Hey there, time traveller!
This article was published 21/3/2012 (1653 days ago), so information in it may no longer be current.
As an academic administrator at the University of Winnipeg who shares in the austerity measures being considered at the University of Winnipeg, I am embarrassed by the public histrionics currently on display in your pages by a couple of department chairs. To make up for an astonishing lack of perspective on this matter, I wish to offer some comments of my own.

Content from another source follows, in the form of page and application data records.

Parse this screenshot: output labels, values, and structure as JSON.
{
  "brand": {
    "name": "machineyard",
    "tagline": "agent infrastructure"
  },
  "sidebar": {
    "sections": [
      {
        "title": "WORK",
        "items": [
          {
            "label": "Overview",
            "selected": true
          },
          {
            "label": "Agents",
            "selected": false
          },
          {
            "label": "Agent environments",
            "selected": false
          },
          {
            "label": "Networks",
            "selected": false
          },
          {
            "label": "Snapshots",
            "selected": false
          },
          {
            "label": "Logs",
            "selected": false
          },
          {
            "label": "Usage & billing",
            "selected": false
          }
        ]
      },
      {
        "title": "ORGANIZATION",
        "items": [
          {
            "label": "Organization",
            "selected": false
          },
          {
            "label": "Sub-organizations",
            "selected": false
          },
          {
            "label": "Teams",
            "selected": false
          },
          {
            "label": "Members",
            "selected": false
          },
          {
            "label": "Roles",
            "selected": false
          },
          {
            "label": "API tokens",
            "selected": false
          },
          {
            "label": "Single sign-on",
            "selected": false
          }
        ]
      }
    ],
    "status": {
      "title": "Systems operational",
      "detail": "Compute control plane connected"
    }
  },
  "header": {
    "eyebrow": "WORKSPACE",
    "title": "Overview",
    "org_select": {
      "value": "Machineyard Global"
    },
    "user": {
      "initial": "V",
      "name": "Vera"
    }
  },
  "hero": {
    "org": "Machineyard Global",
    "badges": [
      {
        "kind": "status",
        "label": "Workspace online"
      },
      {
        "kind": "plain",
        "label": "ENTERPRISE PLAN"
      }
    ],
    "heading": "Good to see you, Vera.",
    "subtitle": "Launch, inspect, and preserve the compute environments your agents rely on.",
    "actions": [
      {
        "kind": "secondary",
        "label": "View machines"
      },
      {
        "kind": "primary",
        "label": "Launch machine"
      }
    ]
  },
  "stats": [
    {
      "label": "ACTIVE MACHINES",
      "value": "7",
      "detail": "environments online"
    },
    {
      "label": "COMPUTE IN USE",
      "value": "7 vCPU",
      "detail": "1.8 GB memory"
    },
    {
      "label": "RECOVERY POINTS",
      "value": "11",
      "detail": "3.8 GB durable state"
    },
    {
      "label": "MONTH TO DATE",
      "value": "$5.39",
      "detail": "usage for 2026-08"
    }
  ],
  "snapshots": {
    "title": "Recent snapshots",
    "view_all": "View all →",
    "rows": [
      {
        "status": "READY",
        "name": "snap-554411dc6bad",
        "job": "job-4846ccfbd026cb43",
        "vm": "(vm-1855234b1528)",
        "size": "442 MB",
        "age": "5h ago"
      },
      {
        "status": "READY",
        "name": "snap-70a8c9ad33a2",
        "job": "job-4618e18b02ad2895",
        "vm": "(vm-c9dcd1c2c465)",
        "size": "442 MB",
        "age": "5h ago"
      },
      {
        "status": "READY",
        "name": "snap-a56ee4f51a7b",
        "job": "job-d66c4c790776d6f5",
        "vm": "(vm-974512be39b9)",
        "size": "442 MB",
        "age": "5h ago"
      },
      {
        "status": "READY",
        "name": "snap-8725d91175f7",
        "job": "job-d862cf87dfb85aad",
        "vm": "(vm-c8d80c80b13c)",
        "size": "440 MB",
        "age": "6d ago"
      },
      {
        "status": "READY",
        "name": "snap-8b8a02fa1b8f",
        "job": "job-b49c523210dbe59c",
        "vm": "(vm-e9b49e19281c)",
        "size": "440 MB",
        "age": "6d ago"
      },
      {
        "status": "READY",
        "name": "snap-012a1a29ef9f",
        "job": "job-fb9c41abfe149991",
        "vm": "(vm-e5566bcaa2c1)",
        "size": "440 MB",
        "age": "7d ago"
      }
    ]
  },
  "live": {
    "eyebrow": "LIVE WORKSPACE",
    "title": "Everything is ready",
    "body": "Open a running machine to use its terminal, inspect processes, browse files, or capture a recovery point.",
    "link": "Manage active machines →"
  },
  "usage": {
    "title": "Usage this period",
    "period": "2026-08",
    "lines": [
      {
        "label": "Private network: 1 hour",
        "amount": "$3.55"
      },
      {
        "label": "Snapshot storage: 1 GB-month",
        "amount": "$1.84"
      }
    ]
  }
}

First, the U of W's 2012-13 budget difficulties, which I believe have been aggressively misrepresented by associate professors Linda Dietrick and Kirsten Kramar, have been generated by a chronic shortfall in provincial funding. This is a matter of public record. For years, the university has received far less per-student funding than either the University of Manitoba or Brandon University. The suggestion that the U of W's 2012-13 budget situation is caused by a "massive building campaign" is manifestly not true. President Lloyd Axworthy and the University of Winnipeg Foundation relentlessly fundraise for capital campaigns, such as the science building and our other current capital projects. In the past year alone, Axworthy and the foundation generated $130 million for capital initiatives.
Second, an email campaign in the midst of such a budget situation demanding that the president "free up funds" for the continuation of a German program -- in which only a handful of students are registered, and for the sole reason that it has been around for 130 years -- strikes me as self-serving. Surely it must be understood that funds need to go where our students are. And for reasons obvious to any reader of Dietrick's email compositions about our current budget, that place is obviously not in the German program.
Similarly, I would suggest that a Facebook campaign by the sociology department before the budget process is even complete is an egregious abuse of professorial power. It's also evidence that students have been frightened into a premature panic over whether or not they can graduate.
In recent years, the sociology department has contracted for a number of reasons, including, for example, the fact that women's and gender studies broke away to set up their own department in 2005; criminal justice also left to establish its own department in 2008.
In my 15 years as an administrative librarian who has served in four universities, Axworthy has shown himself to be the most committed, student-focused and entrepreneurial president I have ever seen. And I have confidence that the University of Winnipeg, especially under its current leadership, will prevail in the best interests of its students not just this year, but for many to come.
Jane C. Duffy
Dean of Libraries
University of Winnipeg